(Web page and app entries)
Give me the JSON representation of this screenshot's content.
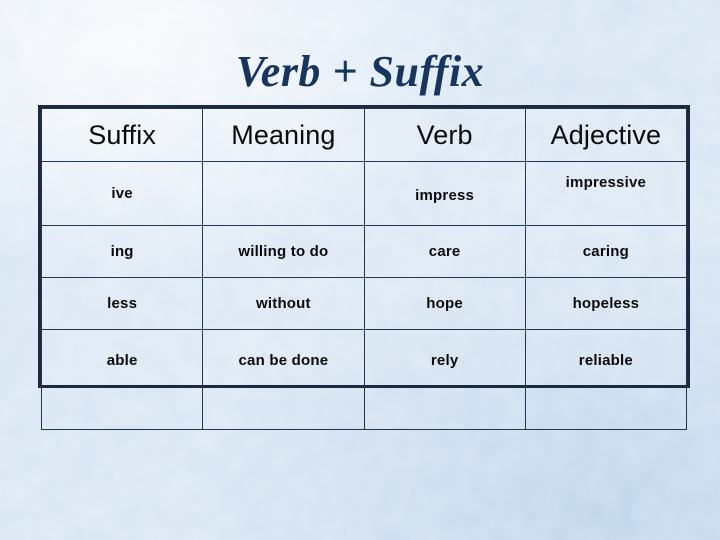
{
  "slide": {
    "title": "Verb + Suffix",
    "background_color": "#dfeaf6",
    "title_color": "#14365f",
    "border_color": "#1b2a3e",
    "text_color": "#0b0b0b"
  },
  "table": {
    "columns": [
      "Suffix",
      "Meaning",
      "Verb",
      "Adjective"
    ],
    "rows": [
      {
        "suffix": "ive",
        "meaning": "",
        "verb": "impress",
        "adjective": "impressive"
      },
      {
        "suffix": "ing",
        "meaning": "willing to do",
        "verb": "care",
        "adjective": "caring"
      },
      {
        "suffix": "less",
        "meaning": "without",
        "verb": "hope",
        "adjective": "hopeless"
      },
      {
        "suffix": "able",
        "meaning": "can be done",
        "verb": "rely",
        "adjective": "reliable"
      }
    ]
  }
}
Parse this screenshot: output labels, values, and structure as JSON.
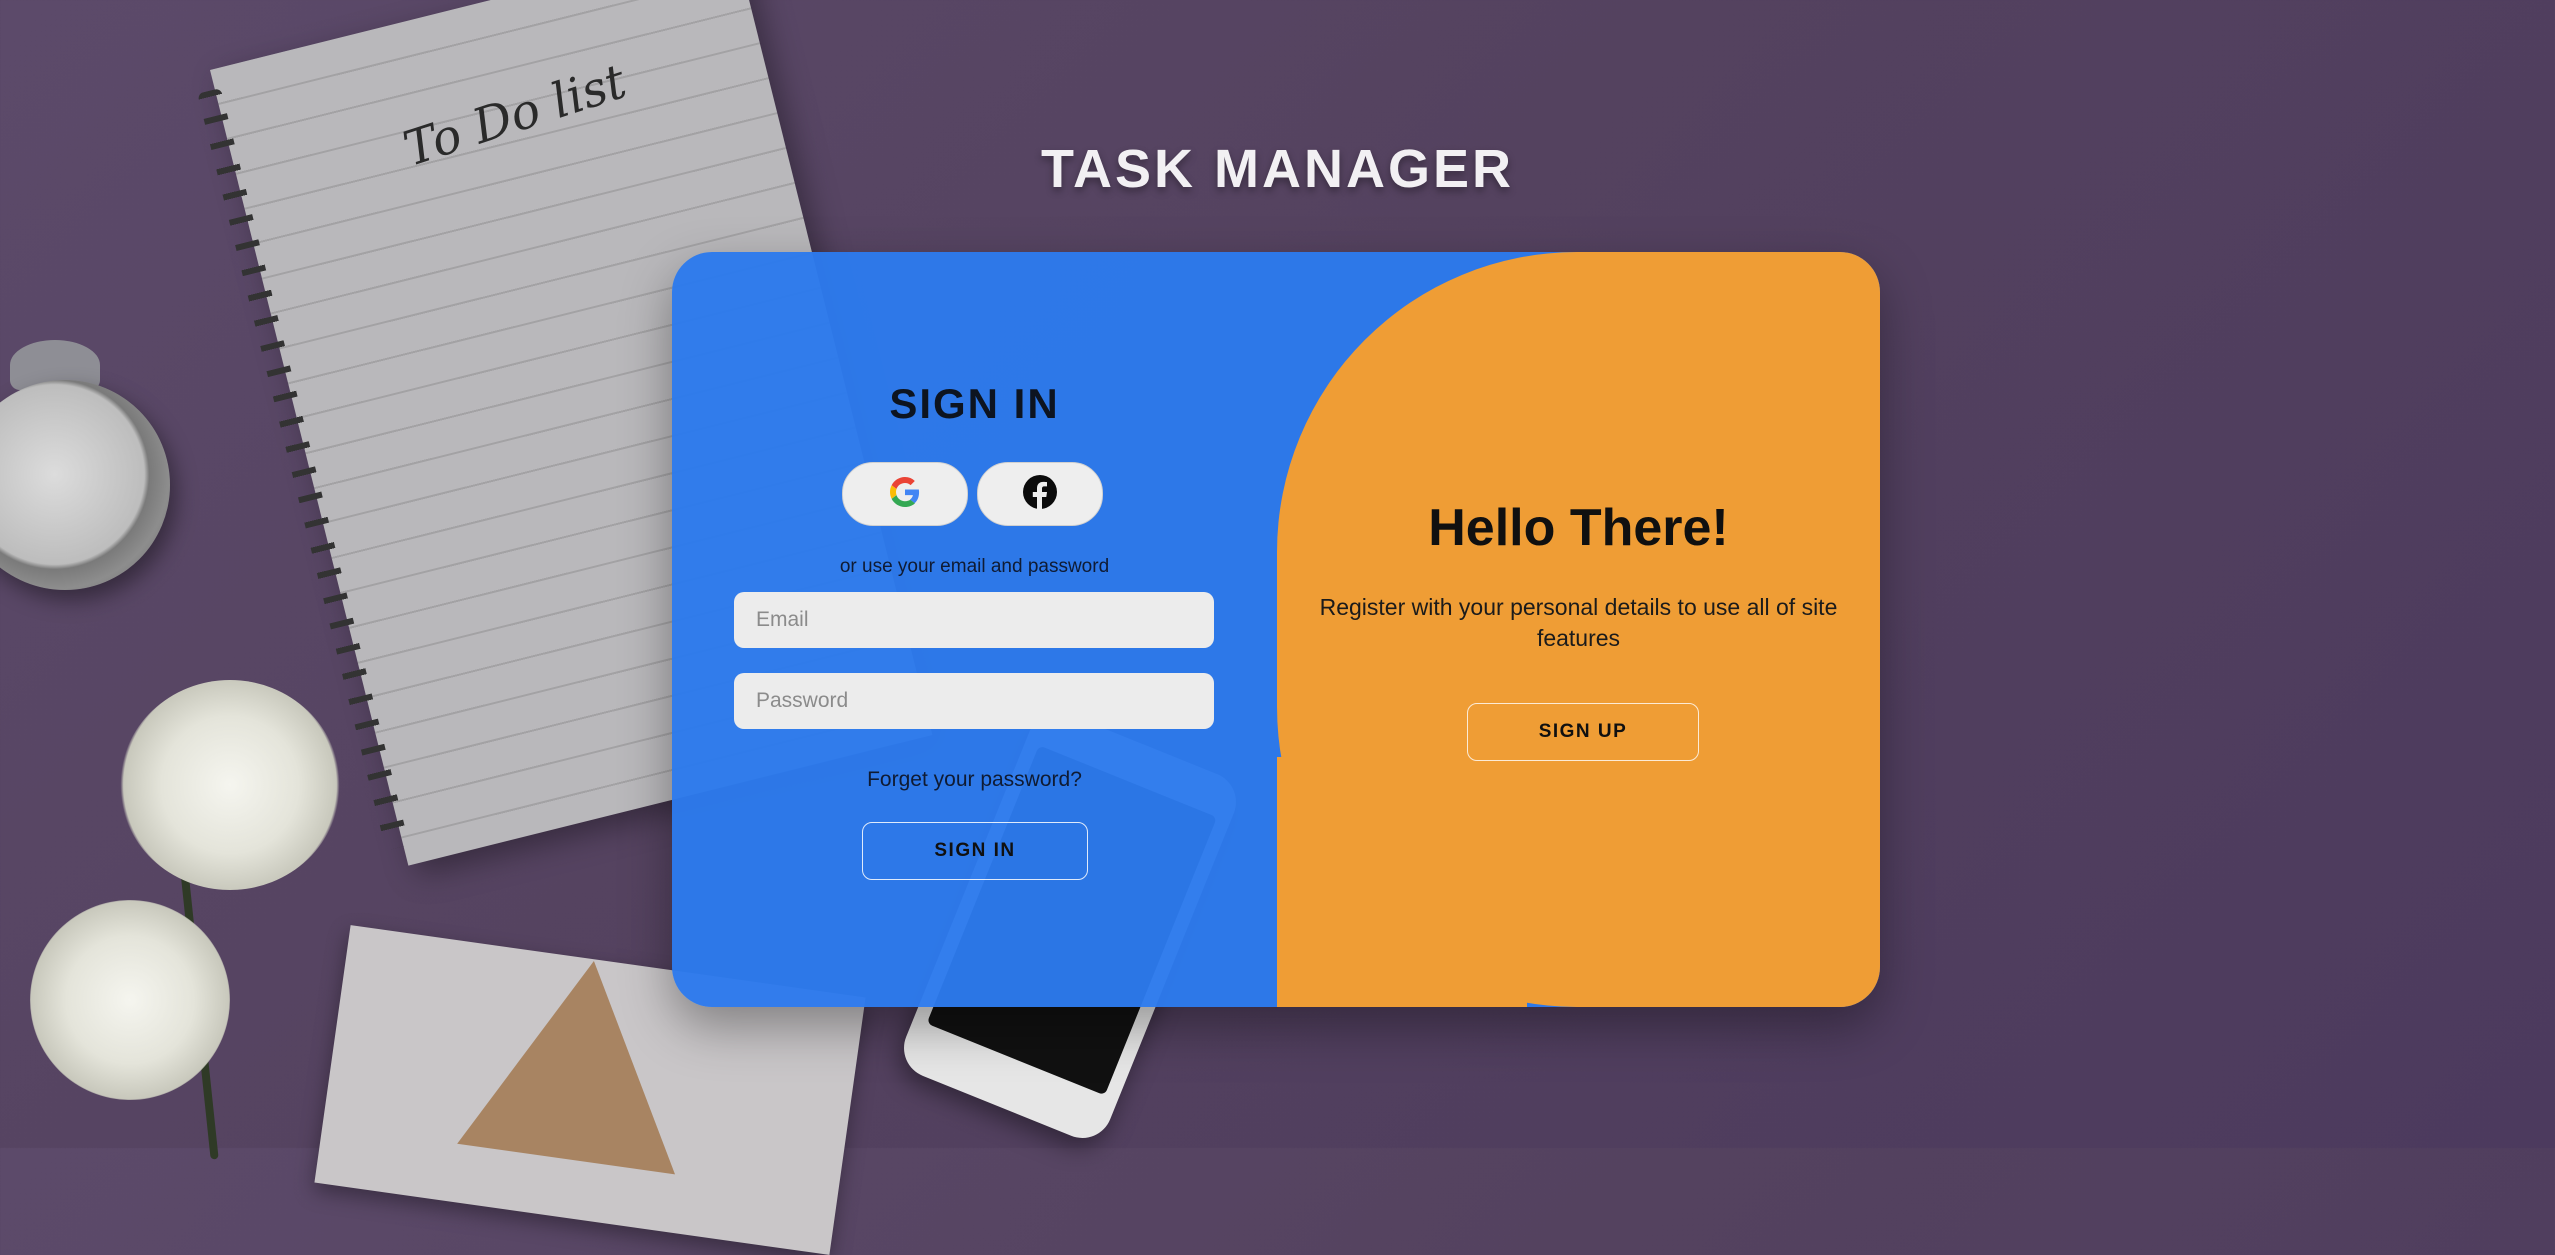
{
  "app": {
    "title": "TASK MANAGER"
  },
  "background": {
    "notebook_text": "To Do list"
  },
  "sign_in": {
    "title": "SIGN IN",
    "social": [
      {
        "name": "google",
        "icon": "google-icon"
      },
      {
        "name": "facebook",
        "icon": "facebook-icon"
      }
    ],
    "alt_text": "or use your email and password",
    "email": {
      "placeholder": "Email",
      "value": ""
    },
    "password": {
      "placeholder": "Password",
      "value": ""
    },
    "forgot_label": "Forget your password?",
    "button_label": "SIGN IN"
  },
  "sign_up": {
    "title": "Hello There!",
    "text": "Register with your personal details to use all of site features",
    "button_label": "SIGN UP"
  },
  "colors": {
    "left_panel": "#2c7aec",
    "right_panel": "#ef9d35",
    "background": "#54425f"
  }
}
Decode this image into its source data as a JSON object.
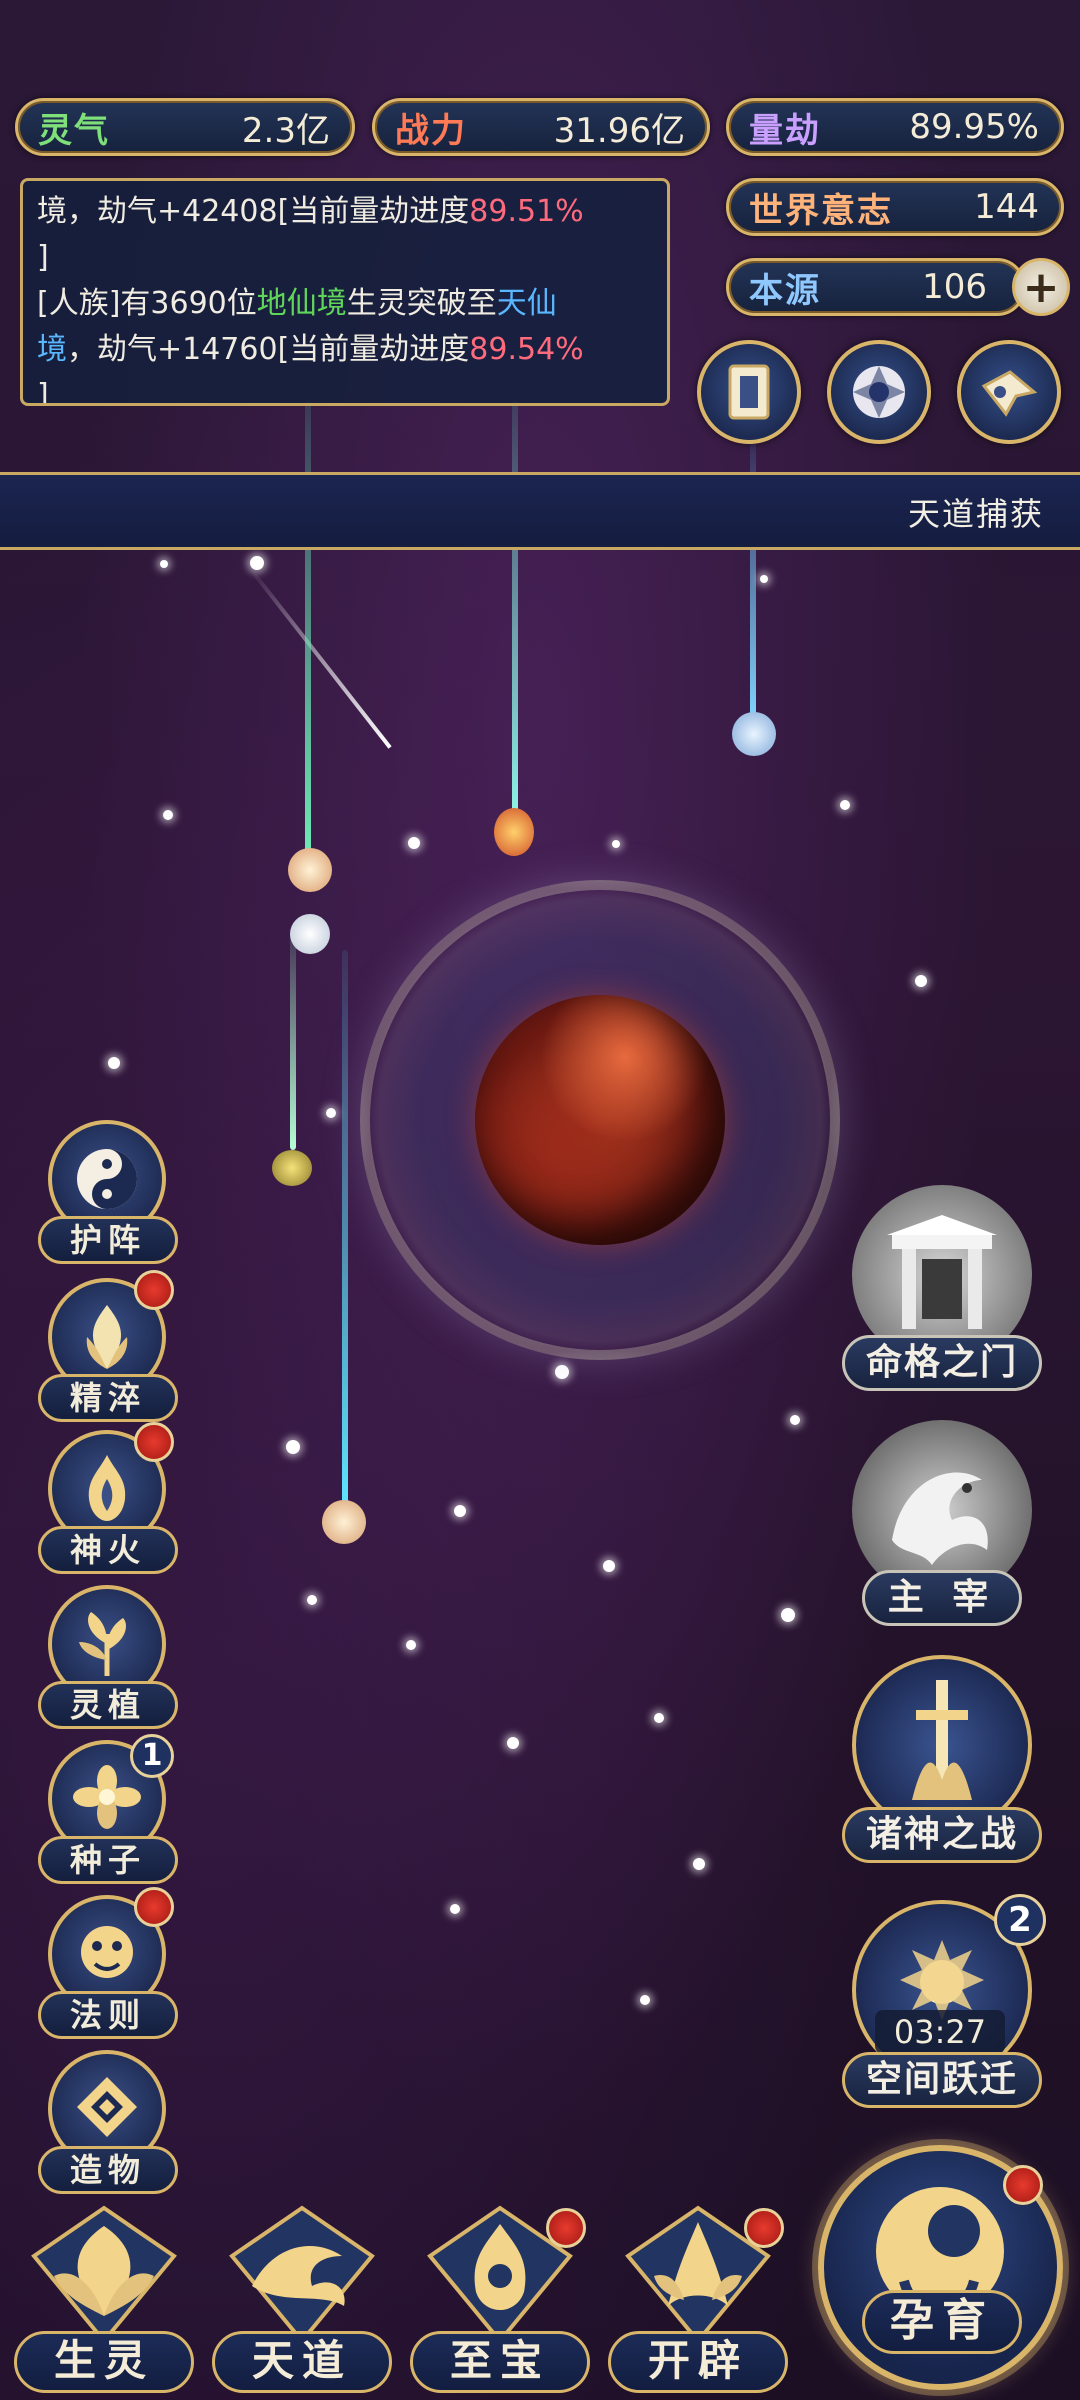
{
  "stats": {
    "lingqi": {
      "label": "灵气",
      "value": "2.3亿"
    },
    "zhanli": {
      "label": "战力",
      "value": "31.96亿"
    },
    "liangjie": {
      "label": "量劫",
      "value": "89.95%"
    },
    "shijie": {
      "label": "世界意志",
      "value": "144"
    },
    "benyuan": {
      "label": "本源",
      "value": "106"
    }
  },
  "log": {
    "line1_a": "境，劫气+42408[当前量劫进度",
    "line1_b": "89.51%",
    "line1_c": "]",
    "line2_a": "[人族]有3690位",
    "line2_b": "地仙境",
    "line2_c": "生灵突破至",
    "line2_d": "天仙",
    "line3_a": "境",
    "line3_b": "，劫气+14760[当前量劫进度",
    "line3_c": "89.54%",
    "line4": "]"
  },
  "ticker": {
    "text": "天道捕获"
  },
  "side_menu": [
    {
      "label": "护阵",
      "icon": "yin-yang-icon",
      "dot": false
    },
    {
      "label": "精淬",
      "icon": "flame-lotus-icon",
      "dot": true
    },
    {
      "label": "神火",
      "icon": "divine-fire-icon",
      "dot": true
    },
    {
      "label": "灵植",
      "icon": "spirit-plant-icon",
      "dot": false
    },
    {
      "label": "种子",
      "icon": "seed-flower-icon",
      "badge": "1"
    },
    {
      "label": "法则",
      "icon": "law-beast-icon",
      "dot": true
    },
    {
      "label": "造物",
      "icon": "creation-diamond-icon",
      "dot": false
    }
  ],
  "features": {
    "mingge": {
      "label": "命格之门",
      "icon": "gate-icon"
    },
    "zhuzai": {
      "label": "主 宰",
      "icon": "dragon-icon"
    },
    "zhushen": {
      "label": "诸神之战",
      "icon": "sword-icon"
    },
    "kongjian": {
      "label": "空间跃迁",
      "icon": "portal-icon",
      "badge": "2",
      "timer": "03:27"
    }
  },
  "bottom_nav": [
    {
      "label": "生灵",
      "icon": "phoenix-icon",
      "dot": false
    },
    {
      "label": "天道",
      "icon": "wave-icon",
      "dot": false
    },
    {
      "label": "至宝",
      "icon": "treasure-icon",
      "dot": true
    },
    {
      "label": "开辟",
      "icon": "axe-icon",
      "dot": true
    }
  ],
  "main_action": {
    "label": "孕育",
    "icon": "embryo-icon",
    "dot": true
  },
  "colors": {
    "gold": "#d9b56a",
    "panel": "#16223d",
    "accent_red": "#e83a2e"
  }
}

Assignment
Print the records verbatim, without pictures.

Solution for this task
Give me the JSON representation of this screenshot's content.
{
  "slide": {
    "title": "Verb + Suffix",
    "background_color": "#dfeaf6",
    "title_color": "#14365f",
    "border_color": "#1b2a3e",
    "text_color": "#0b0b0b"
  },
  "table": {
    "columns": [
      "Suffix",
      "Meaning",
      "Verb",
      "Adjective"
    ],
    "rows": [
      {
        "suffix": "ive",
        "meaning": "",
        "verb": "impress",
        "adjective": "impressive"
      },
      {
        "suffix": "ing",
        "meaning": "willing to do",
        "verb": "care",
        "adjective": "caring"
      },
      {
        "suffix": "less",
        "meaning": "without",
        "verb": "hope",
        "adjective": "hopeless"
      },
      {
        "suffix": "able",
        "meaning": "can be done",
        "verb": "rely",
        "adjective": "reliable"
      }
    ]
  }
}
Parse this screenshot: output labels, values, and structure as JSON.
{
  "app": {
    "title": "TASK MANAGER"
  },
  "background": {
    "notebook_text": "To Do list"
  },
  "sign_in": {
    "title": "SIGN IN",
    "social": [
      {
        "name": "google",
        "icon": "google-icon"
      },
      {
        "name": "facebook",
        "icon": "facebook-icon"
      }
    ],
    "alt_text": "or use your email and password",
    "email": {
      "placeholder": "Email",
      "value": ""
    },
    "password": {
      "placeholder": "Password",
      "value": ""
    },
    "forgot_label": "Forget your password?",
    "button_label": "SIGN IN"
  },
  "sign_up": {
    "title": "Hello There!",
    "text": "Register with your personal details to use all of site features",
    "button_label": "SIGN UP"
  },
  "colors": {
    "left_panel": "#2c7aec",
    "right_panel": "#ef9d35",
    "background": "#54425f"
  }
}
Decode this image into its source data as a JSON object.
{
  "stats": {
    "lingqi": {
      "label": "灵气",
      "value": "2.3亿"
    },
    "zhanli": {
      "label": "战力",
      "value": "31.96亿"
    },
    "liangjie": {
      "label": "量劫",
      "value": "89.95%"
    },
    "shijie": {
      "label": "世界意志",
      "value": "144"
    },
    "benyuan": {
      "label": "本源",
      "value": "106"
    }
  },
  "log": {
    "line1_a": "境，劫气+42408[当前量劫进度",
    "line1_b": "89.51%",
    "line1_c": "]",
    "line2_a": "[人族]有3690位",
    "line2_b": "地仙境",
    "line2_c": "生灵突破至",
    "line2_d": "天仙",
    "line3_a": "境",
    "line3_b": "，劫气+14760[当前量劫进度",
    "line3_c": "89.54%",
    "line4": "]"
  },
  "ticker": {
    "text": "天道捕获"
  },
  "side_menu": [
    {
      "label": "护阵",
      "icon": "yin-yang-icon",
      "dot": false
    },
    {
      "label": "精淬",
      "icon": "flame-lotus-icon",
      "dot": true
    },
    {
      "label": "神火",
      "icon": "divine-fire-icon",
      "dot": true
    },
    {
      "label": "灵植",
      "icon": "spirit-plant-icon",
      "dot": false
    },
    {
      "label": "种子",
      "icon": "seed-flower-icon",
      "badge": "1"
    },
    {
      "label": "法则",
      "icon": "law-beast-icon",
      "dot": true
    },
    {
      "label": "造物",
      "icon": "creation-diamond-icon",
      "dot": false
    }
  ],
  "features": {
    "mingge": {
      "label": "命格之门",
      "icon": "gate-icon"
    },
    "zhuzai": {
      "label": "主 宰",
      "icon": "dragon-icon"
    },
    "zhushen": {
      "label": "诸神之战",
      "icon": "sword-icon"
    },
    "kongjian": {
      "label": "空间跃迁",
      "icon": "portal-icon",
      "badge": "2",
      "timer": "03:27"
    }
  },
  "bottom_nav": [
    {
      "label": "生灵",
      "icon": "phoenix-icon",
      "dot": false
    },
    {
      "label": "天道",
      "icon": "wave-icon",
      "dot": false
    },
    {
      "label": "至宝",
      "icon": "treasure-icon",
      "dot": true
    },
    {
      "label": "开辟",
      "icon": "axe-icon",
      "dot": true
    }
  ],
  "main_action": {
    "label": "孕育",
    "icon": "embryo-icon",
    "dot": true
  },
  "colors": {
    "gold": "#d9b56a",
    "panel": "#16223d",
    "accent_red": "#e83a2e"
  }
}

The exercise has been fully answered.